Tiger Woods broke his silence Friday with a 13-minute speech at TPC Sawgrass. But was his statement sincere? Editorial director Jay Coffin and editorial manager Mercer Baggs debate in this edition of Punch Shots.


PONTE VEDRA BEACH, Fla. – Well, we got more out of Tiger Woods than I expected. I didn’t expect him to mention anything about the fateful night that began all of this mess, I didn’t expect him to mention his renewed faith in Buddhism, I didn’t expect him to apologize so profusely and I didn’t expect him to say he took advantage of the position his fame afforded him.

Still, call me a crusty-old cynic, but the 13-minute speech wasn’t as sincere as it should’ve been. There were three distinct times where I found myself wanting to believe him, wanting to believe that he truly is a changed and humbled man. And each time I nearly fell for it, Woods said, or did something to make me believe this whole thing was nothing more than a staged photo-op.

The frequent pauses, the occasional deep breaths, the defiant statements about the treatment of his family and the cold, hard stares directly into the television camera made it seem as if this was rehearsed hundreds of times in front of the bedroom mirror in his Isleworth mansion.

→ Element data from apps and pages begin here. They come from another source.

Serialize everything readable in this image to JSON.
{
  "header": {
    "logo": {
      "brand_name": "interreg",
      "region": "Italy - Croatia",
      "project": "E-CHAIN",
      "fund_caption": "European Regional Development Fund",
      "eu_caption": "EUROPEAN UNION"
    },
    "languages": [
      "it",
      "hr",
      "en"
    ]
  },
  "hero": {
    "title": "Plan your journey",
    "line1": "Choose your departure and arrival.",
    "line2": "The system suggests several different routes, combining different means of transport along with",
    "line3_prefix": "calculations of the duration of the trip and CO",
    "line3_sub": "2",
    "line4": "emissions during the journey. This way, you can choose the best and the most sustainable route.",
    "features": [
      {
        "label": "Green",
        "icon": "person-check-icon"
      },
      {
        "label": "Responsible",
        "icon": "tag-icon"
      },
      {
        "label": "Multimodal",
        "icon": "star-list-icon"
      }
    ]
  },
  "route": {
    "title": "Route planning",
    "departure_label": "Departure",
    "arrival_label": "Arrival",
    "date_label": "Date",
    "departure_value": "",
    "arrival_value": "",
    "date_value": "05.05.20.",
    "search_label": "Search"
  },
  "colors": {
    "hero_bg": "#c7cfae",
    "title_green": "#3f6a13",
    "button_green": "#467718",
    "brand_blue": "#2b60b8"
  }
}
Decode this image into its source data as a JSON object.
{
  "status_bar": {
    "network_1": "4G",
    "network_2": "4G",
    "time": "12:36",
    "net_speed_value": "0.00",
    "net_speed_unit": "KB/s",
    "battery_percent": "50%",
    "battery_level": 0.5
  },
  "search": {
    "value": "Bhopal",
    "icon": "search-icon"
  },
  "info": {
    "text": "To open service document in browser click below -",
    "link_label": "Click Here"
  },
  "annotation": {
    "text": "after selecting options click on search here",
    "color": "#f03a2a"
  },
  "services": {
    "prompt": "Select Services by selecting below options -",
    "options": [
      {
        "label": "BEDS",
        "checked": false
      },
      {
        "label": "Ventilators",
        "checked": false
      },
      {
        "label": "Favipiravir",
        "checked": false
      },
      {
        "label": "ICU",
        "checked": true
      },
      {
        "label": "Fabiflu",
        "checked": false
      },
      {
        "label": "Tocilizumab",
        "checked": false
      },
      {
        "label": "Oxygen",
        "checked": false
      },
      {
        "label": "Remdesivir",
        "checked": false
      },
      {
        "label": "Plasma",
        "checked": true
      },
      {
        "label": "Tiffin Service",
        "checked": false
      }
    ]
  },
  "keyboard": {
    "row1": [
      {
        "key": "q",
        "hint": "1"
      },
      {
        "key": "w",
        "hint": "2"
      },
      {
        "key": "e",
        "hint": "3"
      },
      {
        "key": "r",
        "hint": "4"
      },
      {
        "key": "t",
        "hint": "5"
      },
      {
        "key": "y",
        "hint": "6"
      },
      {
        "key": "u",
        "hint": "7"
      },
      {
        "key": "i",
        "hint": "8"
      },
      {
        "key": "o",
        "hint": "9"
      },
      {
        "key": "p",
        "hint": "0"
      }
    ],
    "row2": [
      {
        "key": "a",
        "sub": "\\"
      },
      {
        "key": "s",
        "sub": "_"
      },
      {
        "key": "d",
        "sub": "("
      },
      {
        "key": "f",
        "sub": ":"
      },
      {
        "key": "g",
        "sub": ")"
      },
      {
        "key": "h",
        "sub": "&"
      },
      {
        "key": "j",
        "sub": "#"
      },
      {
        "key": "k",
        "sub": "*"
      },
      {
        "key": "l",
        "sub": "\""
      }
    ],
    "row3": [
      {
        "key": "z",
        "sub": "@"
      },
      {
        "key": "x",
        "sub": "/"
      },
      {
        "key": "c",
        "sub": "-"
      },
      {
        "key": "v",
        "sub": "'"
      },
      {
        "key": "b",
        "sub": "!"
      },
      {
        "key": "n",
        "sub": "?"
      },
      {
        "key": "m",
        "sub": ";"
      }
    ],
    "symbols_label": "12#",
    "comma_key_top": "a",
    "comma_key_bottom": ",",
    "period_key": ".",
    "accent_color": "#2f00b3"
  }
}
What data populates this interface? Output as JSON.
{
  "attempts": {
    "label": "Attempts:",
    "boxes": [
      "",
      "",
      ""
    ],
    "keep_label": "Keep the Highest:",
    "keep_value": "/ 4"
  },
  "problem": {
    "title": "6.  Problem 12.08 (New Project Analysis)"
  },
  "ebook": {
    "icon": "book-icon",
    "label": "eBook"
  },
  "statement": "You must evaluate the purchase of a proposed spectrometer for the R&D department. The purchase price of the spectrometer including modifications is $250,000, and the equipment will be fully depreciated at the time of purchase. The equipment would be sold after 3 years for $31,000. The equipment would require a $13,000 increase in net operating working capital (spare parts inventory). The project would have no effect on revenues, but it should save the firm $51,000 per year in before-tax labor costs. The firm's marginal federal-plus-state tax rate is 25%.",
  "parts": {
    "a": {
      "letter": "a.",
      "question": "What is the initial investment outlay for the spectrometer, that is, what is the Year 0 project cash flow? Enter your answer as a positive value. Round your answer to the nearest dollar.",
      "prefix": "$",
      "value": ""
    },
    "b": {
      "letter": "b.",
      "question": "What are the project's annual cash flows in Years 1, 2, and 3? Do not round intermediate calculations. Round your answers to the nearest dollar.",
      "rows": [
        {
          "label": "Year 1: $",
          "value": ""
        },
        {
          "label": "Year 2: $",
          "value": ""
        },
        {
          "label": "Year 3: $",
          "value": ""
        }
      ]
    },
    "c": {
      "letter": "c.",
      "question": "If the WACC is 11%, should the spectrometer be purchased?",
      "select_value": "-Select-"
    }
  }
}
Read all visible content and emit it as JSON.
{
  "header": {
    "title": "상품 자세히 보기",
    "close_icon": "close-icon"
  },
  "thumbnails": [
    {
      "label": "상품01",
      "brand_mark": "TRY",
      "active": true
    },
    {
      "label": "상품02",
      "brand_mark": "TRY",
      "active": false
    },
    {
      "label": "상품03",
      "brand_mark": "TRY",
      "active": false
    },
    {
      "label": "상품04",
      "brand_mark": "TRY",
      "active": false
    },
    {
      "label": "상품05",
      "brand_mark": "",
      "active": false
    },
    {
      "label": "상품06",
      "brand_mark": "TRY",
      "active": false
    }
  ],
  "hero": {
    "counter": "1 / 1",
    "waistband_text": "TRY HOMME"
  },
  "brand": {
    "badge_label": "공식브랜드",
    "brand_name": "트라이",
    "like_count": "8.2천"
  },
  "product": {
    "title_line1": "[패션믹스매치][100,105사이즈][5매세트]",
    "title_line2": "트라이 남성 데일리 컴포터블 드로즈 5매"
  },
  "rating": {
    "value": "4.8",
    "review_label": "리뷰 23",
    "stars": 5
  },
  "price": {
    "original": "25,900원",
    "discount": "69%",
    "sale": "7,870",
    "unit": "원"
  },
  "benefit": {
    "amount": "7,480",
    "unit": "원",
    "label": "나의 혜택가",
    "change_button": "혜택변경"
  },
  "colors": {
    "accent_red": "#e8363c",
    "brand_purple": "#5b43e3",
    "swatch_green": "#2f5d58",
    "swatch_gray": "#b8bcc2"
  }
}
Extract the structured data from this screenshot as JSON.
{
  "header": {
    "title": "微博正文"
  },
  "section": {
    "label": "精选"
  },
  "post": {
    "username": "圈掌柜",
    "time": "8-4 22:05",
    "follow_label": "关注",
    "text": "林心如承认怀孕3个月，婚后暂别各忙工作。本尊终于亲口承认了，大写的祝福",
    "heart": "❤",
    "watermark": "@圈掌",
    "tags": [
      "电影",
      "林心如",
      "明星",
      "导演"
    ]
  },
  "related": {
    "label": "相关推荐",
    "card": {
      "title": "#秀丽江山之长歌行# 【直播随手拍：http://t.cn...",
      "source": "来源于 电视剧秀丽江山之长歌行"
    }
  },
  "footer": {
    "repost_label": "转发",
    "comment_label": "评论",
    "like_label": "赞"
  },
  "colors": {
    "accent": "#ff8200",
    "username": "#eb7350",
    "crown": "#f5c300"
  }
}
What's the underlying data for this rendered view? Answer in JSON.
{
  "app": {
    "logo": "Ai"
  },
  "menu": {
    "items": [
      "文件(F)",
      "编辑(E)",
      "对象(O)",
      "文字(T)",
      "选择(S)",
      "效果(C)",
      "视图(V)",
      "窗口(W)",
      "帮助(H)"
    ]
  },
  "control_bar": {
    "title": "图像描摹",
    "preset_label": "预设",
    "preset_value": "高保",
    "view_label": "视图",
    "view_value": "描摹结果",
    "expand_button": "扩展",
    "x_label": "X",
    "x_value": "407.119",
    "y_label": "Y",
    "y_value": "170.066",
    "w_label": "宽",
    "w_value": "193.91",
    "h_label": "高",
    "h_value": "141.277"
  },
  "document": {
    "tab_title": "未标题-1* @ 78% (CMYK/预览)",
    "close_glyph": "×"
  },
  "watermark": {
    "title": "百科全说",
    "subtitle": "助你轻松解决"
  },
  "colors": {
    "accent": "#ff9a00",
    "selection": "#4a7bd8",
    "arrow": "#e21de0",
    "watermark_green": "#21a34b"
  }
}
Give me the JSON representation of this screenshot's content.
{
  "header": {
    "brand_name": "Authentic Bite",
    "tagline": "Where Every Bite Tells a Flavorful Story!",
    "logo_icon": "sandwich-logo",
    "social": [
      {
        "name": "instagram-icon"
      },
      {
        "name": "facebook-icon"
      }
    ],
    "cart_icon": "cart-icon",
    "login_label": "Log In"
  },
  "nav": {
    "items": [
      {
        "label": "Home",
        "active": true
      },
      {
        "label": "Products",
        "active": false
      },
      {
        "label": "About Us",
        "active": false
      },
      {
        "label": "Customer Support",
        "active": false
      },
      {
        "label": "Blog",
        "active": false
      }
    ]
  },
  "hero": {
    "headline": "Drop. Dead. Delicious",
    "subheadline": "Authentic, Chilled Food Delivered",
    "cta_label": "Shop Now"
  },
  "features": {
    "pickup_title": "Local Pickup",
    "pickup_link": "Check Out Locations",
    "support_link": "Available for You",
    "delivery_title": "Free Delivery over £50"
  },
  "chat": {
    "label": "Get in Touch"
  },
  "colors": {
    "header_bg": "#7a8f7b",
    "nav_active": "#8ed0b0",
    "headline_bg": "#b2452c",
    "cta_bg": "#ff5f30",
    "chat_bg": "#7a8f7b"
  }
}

The final straw came at the conclusion. You can never knock a man for hugging his mother, but the string of hugs and handshakes at the end of the talk was more scripted than the opening ceremony of the Winter Olympics.

I can’t believe what I’m hearing. Not from Tiger Woods. From the talking heads while roaming from network to network. Tiger Woods sincere? Honest? Humble?

Did I watch a different news conference? Well, not a news conference, since there were no questions allowed. Let’s call it a scripted performance. And a very poor one at that.

As I sat at home I could not believe what I was listening to. First from Woods, who in no way seemed like a changed man, but the same person we always thought we knew simply reading a very carefully worded script. And then from reporters, analysts and pundits who just wanted to give him a hug.

I saw no emotion, just choreographed motions. Rehearsed deep breaths and stern looks at the cameras.

Fifteen feet from my children’s bedroom, as they lay asleep for their morning nap, I listened to Woods for 13 minutes. Never before, not even when lurid details emerged from his private life over the last two months have I been more disappointed in this man.

Some people may buy what he was selling this Friday. Some people may believe him to be a washed anew in change. I, in no way, do, if for only one reason: You cannot – CANNOT – say you let down your children and not breakdown with uncontrollable tears.

Not if you truly mean what you are saying.